Your task =
Nothing in the data should be altered when it is repeated in full.

Material provided =
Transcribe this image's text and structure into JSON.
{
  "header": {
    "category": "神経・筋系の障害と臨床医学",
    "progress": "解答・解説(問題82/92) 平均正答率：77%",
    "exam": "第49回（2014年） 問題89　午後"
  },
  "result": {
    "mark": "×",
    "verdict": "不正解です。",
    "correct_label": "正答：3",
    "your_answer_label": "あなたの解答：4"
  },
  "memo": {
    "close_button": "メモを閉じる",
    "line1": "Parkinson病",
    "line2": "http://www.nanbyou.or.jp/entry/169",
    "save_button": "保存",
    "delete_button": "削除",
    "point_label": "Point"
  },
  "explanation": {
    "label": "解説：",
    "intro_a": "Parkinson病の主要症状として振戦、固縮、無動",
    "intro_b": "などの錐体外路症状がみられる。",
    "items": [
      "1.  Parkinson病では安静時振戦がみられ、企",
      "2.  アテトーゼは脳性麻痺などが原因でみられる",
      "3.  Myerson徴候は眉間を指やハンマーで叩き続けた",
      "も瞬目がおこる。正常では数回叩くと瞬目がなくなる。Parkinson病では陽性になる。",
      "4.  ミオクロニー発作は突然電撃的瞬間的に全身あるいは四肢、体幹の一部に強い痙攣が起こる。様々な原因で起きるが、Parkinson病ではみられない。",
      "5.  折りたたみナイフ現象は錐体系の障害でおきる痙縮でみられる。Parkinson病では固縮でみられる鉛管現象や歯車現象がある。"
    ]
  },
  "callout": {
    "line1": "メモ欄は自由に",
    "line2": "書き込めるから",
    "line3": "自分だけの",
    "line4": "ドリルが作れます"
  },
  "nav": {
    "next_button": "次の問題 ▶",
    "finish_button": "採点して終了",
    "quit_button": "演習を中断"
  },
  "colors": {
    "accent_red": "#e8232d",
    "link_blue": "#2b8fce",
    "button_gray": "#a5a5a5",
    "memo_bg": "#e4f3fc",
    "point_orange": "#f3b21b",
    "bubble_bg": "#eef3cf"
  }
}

Solution to the problem =
Transcribe this image's text and structure into JSON.
{
  "header": {
    "category": "神経・筋系の障害と臨床医学",
    "progress": "解答・解説(問題82/92) 平均正答率：77%",
    "exam": "第49回（2014年） 問題89　午後"
  },
  "result": {
    "mark": "×",
    "verdict": "不正解です。",
    "correct_label": "正答：3",
    "your_answer_label": "あなたの解答：4"
  },
  "memo": {
    "close_button": "メモを閉じる",
    "line1": "Parkinson病",
    "line2": "http://www.nanbyou.or.jp/entry/169",
    "save_button": "保存",
    "delete_button": "削除",
    "point_label": "Point"
  },
  "explanation": {
    "label": "解説：",
    "intro_a": "Parkinson病の主要症状として振戦、固縮、無動",
    "intro_b": "などの錐体外路症状がみられる。",
    "items": [
      "1.  Parkinson病では安静時振戦がみられ、企",
      "2.  アテトーゼは脳性麻痺などが原因でみられる",
      "3.  Myerson徴候は眉間を指やハンマーで叩き続けた",
      "も瞬目がおこる。正常では数回叩くと瞬目がなくなる。Parkinson病では陽性になる。",
      "4.  ミオクロニー発作は突然電撃的瞬間的に全身あるいは四肢、体幹の一部に強い痙攣が起こる。様々な原因で起きるが、Parkinson病ではみられない。",
      "5.  折りたたみナイフ現象は錐体系の障害でおきる痙縮でみられる。Parkinson病では固縮でみられる鉛管現象や歯車現象がある。"
    ]
  },
  "callout": {
    "line1": "メモ欄は自由に",
    "line2": "書き込めるから",
    "line3": "自分だけの",
    "line4": "ドリルが作れます"
  },
  "nav": {
    "next_button": "次の問題 ▶",
    "finish_button": "採点して終了",
    "quit_button": "演習を中断"
  },
  "colors": {
    "accent_red": "#e8232d",
    "link_blue": "#2b8fce",
    "button_gray": "#a5a5a5",
    "memo_bg": "#e4f3fc",
    "point_orange": "#f3b21b",
    "bubble_bg": "#eef3cf"
  }
}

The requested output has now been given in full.